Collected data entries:
----------------------------------------
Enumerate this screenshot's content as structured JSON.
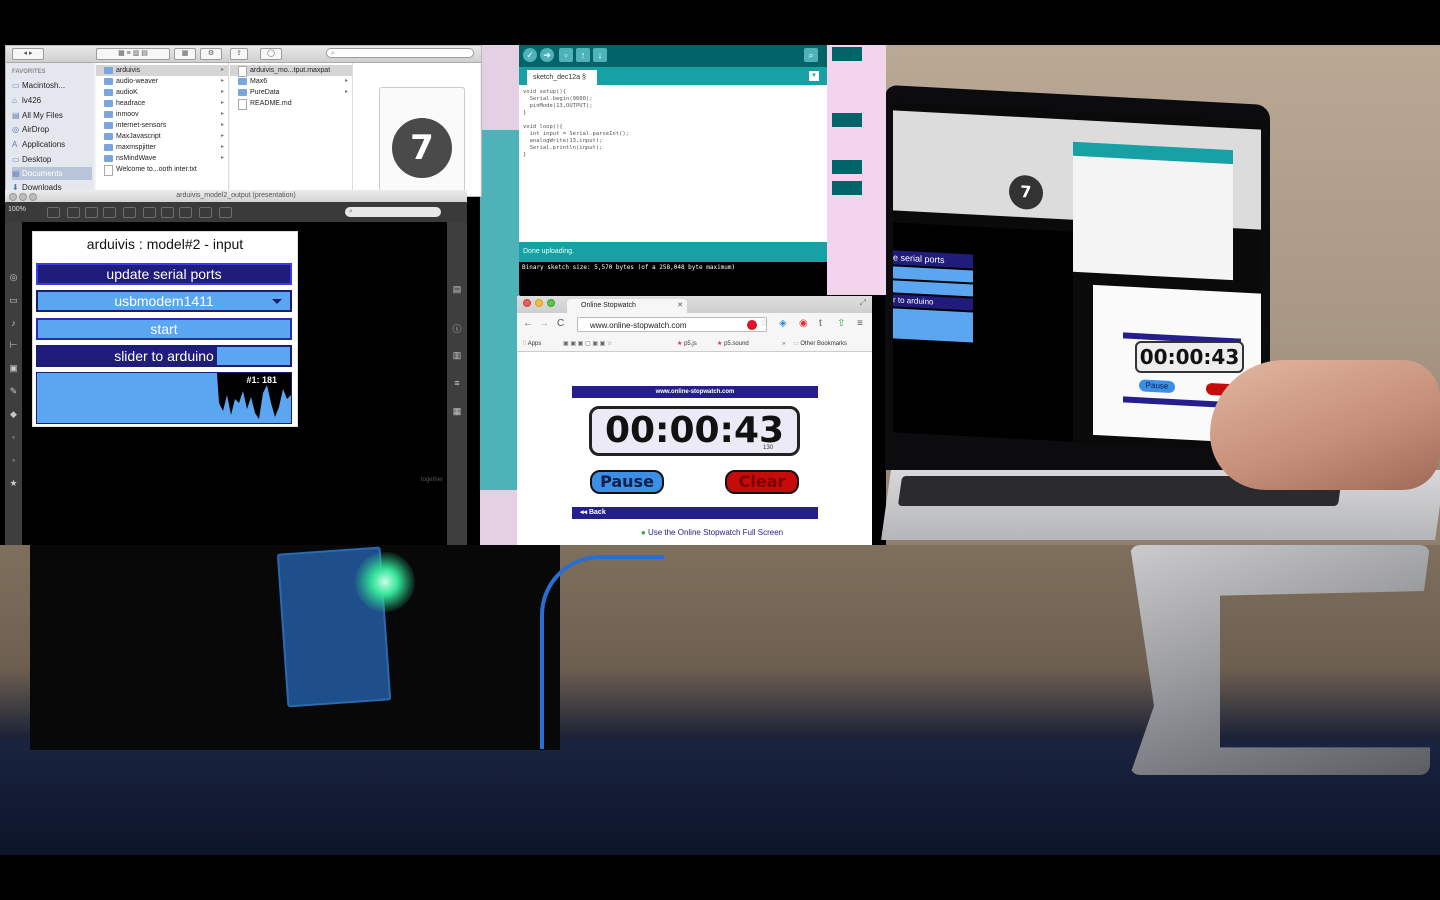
{
  "finder": {
    "favorites_label": "FAVORITES",
    "favorites": [
      "Macintosh...",
      "lv426",
      "All My Files",
      "AirDrop",
      "Applications",
      "Desktop",
      "Documents",
      "Downloads"
    ],
    "column1": [
      "arduivis",
      "audio-weaver",
      "audioK",
      "headrace",
      "inmoov",
      "internet-sensors",
      "MaxJavascript",
      "maxmspjitter",
      "nsMindWave",
      "Welcome to...ooth inter.txt"
    ],
    "column2": [
      "arduivis_mo...tput.maxpat",
      "Max6",
      "PureData",
      "README.md"
    ]
  },
  "max": {
    "window_title": "arduivis_model2_output (presentation)",
    "zoom": "100%",
    "panel_title": "arduivis : model#2 - input",
    "update_button": "update serial ports",
    "port_menu_value": "usbmodem1411",
    "start_button": "start",
    "slider_label": "slider to arduino",
    "slider_value": 0.71,
    "scope_label": "#1: 181",
    "bottom_hint": "together"
  },
  "arduino": {
    "tab": "sketch_dec12a §",
    "code": "void setup(){\n  Serial.begin(9600);\n  pinMode(13,OUTPUT);\n}\n\nvoid loop(){\n  int input = Serial.parseInt();\n  analogWrite(13,input);\n  Serial.println(input);\n}",
    "status": "Done uploading.",
    "console": "Binary sketch size: 5,570 bytes (of a 258,048 byte maximum)"
  },
  "browser": {
    "tab_title": "Online Stopwatch",
    "url": "www.online-stopwatch.com",
    "bookmarks": [
      "Apps",
      "p5.js",
      "p5.sound",
      "Other Bookmarks"
    ],
    "banner": "www.online-stopwatch.com",
    "time": "00:00:43",
    "ms": "130",
    "pause_label": "Pause",
    "clear_label": "Clear",
    "back_label": "Back",
    "fullscreen_link": "Use the Online Stopwatch Full Screen"
  },
  "laptop": {
    "mirror_time": "00:00:43",
    "mirror_update": "e serial ports",
    "mirror_slider": "r to arduino",
    "mirror_pause": "Pause"
  },
  "colors": {
    "max_dark_blue": "#201c7b",
    "max_light_blue": "#5aa6f0",
    "arduino_teal": "#17a1a5",
    "stopwatch_banner": "#241f8c",
    "pause_blue": "#3b8fe6",
    "clear_red": "#c60b0b"
  }
}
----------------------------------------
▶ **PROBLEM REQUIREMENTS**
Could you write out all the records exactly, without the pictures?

▶ **ANSWER BELOW**
Enumerate this screenshot's content as structured JSON.
{
  "finder": {
    "favorites_label": "FAVORITES",
    "favorites": [
      "Macintosh...",
      "lv426",
      "All My Files",
      "AirDrop",
      "Applications",
      "Desktop",
      "Documents",
      "Downloads"
    ],
    "column1": [
      "arduivis",
      "audio-weaver",
      "audioK",
      "headrace",
      "inmoov",
      "internet-sensors",
      "MaxJavascript",
      "maxmspjitter",
      "nsMindWave",
      "Welcome to...ooth inter.txt"
    ],
    "column2": [
      "arduivis_mo...tput.maxpat",
      "Max6",
      "PureData",
      "README.md"
    ]
  },
  "max": {
    "window_title": "arduivis_model2_output (presentation)",
    "zoom": "100%",
    "panel_title": "arduivis : model#2 - input",
    "update_button": "update serial ports",
    "port_menu_value": "usbmodem1411",
    "start_button": "start",
    "slider_label": "slider to arduino",
    "slider_value": 0.71,
    "scope_label": "#1: 181",
    "bottom_hint": "together"
  },
  "arduino": {
    "tab": "sketch_dec12a §",
    "code": "void setup(){\n  Serial.begin(9600);\n  pinMode(13,OUTPUT);\n}\n\nvoid loop(){\n  int input = Serial.parseInt();\n  analogWrite(13,input);\n  Serial.println(input);\n}",
    "status": "Done uploading.",
    "console": "Binary sketch size: 5,570 bytes (of a 258,048 byte maximum)"
  },
  "browser": {
    "tab_title": "Online Stopwatch",
    "url": "www.online-stopwatch.com",
    "bookmarks": [
      "Apps",
      "p5.js",
      "p5.sound",
      "Other Bookmarks"
    ],
    "banner": "www.online-stopwatch.com",
    "time": "00:00:43",
    "ms": "130",
    "pause_label": "Pause",
    "clear_label": "Clear",
    "back_label": "Back",
    "fullscreen_link": "Use the Online Stopwatch Full Screen"
  },
  "laptop": {
    "mirror_time": "00:00:43",
    "mirror_update": "e serial ports",
    "mirror_slider": "r to arduino",
    "mirror_pause": "Pause"
  },
  "colors": {
    "max_dark_blue": "#201c7b",
    "max_light_blue": "#5aa6f0",
    "arduino_teal": "#17a1a5",
    "stopwatch_banner": "#241f8c",
    "pause_blue": "#3b8fe6",
    "clear_red": "#c60b0b"
  }
}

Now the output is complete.